Keepsakes roost in historic locale for company’s 100th birthday

June 10, 2016 in Our Community

Retired Boeing employee Sharon Hitsman loaned a model of an electric Personal Rapid Transit car to the Boeing Room display. Developed for West Virginia University, the system began running in 1976 and still provides transportation for students, faculty, staff and the Morgantown, W. Va., community.

Colleen Pfeilschiefter

A hard hat from the 1958 Minuteman missile program, a rapid transit train model and an autographed 737 fuselage are among 70 privately owned artifacts on display in Seattle that reflect the depth of Boeing's versatility during its first century of existence.

The items were selected from among 400 submitted earlier this year by Boeing and heritage company employees, retirees and aerospace enthusiasts. They answered the call to help tell the story of Boeing's centennial through their personal memories, items, photos and collections. The items selected are now on display in the Boeing Room at the Museum of Flight in Seattle.

One of the more unusual displays reflects Boeing's versatile past that continues to work today. It’s a model of a Personal Rapid Transit car, developed by Boeing for West Virginia University in Morgantown, W. Va.

Retired Boeing employee Sharon Hitsman lent the model to recall the transit system her father worked on. The system opened in 1976 to provide transportation for university students, faculty, staff and the Morgantown community.

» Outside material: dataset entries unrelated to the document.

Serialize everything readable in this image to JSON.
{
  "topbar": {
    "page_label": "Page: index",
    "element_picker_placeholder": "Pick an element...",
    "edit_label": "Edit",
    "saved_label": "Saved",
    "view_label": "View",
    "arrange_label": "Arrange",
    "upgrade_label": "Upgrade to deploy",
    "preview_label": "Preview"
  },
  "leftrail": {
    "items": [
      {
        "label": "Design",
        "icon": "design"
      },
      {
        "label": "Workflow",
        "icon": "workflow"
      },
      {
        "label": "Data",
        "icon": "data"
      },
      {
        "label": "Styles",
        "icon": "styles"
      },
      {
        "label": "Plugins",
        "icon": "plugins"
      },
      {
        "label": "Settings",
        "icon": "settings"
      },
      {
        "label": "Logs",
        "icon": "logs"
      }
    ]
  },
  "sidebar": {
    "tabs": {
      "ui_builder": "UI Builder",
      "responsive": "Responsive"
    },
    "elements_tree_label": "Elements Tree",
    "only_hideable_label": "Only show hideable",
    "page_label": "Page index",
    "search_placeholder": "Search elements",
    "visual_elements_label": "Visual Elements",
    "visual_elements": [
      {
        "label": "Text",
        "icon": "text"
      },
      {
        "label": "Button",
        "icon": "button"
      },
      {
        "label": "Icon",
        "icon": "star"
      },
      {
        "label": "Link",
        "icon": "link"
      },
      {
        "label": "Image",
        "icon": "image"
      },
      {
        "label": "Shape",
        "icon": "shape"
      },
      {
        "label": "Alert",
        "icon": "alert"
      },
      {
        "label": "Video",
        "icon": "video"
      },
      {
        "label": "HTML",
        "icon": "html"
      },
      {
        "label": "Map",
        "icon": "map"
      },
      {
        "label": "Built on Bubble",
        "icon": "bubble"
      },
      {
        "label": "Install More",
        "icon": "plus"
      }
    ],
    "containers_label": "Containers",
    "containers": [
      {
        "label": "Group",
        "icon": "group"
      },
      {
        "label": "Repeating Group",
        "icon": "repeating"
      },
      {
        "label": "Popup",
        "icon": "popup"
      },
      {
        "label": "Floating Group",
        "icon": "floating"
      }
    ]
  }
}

"I'm thrilled for my parents to have this model on display. The university is still using this system and these cars," Hitsman said. "Boeing has given our family so much, and we're proud to be part of this display."

Owners of the items attended a preview and reception shortly before the Boeing Room exhibit officially opened May 28. Employees, retirees, collectors and their guests shared the stories behind the artifacts and took plenty of selfies.

Other loaned items reflecting a cross-section of Boeing's employees and company milestones include a 1922 tool box and a china plate commemorating the company’s 25th anniversary in 1941.

Another proud owner of an artifact on display is Khwaja “K.M.” Ali, director of Maintenance Economics for Commercial Airplanes. When the first 737-300 for Pakistan International Airlines was decommissioned, the airline created a souvenir fuselage panel. It was presented to Ali to recognize the airline’s long relationship with him and Boeing.

"The panel was signed by everyone from the airline," Ali said. "I'm honored it was chosen to be included in this exhibit."

In addition to the Boeing Room, as part of the company’s centennial celebration the Museum of Flight is hosting the Above and Beyond traveling exhibit sponsored by Boeing. Both exhibits are open through Sept. 10.

By Dawsalee Griffin

Khwaja “K.M.” Ali, director of Maintenance Economics for Commercial Airplanes, shows off a piece of Pakistan International Airlines' first 737-300. The fuselage section was presented to Ali when the airplane was decommissioned.

Colleen Pfeilschiefter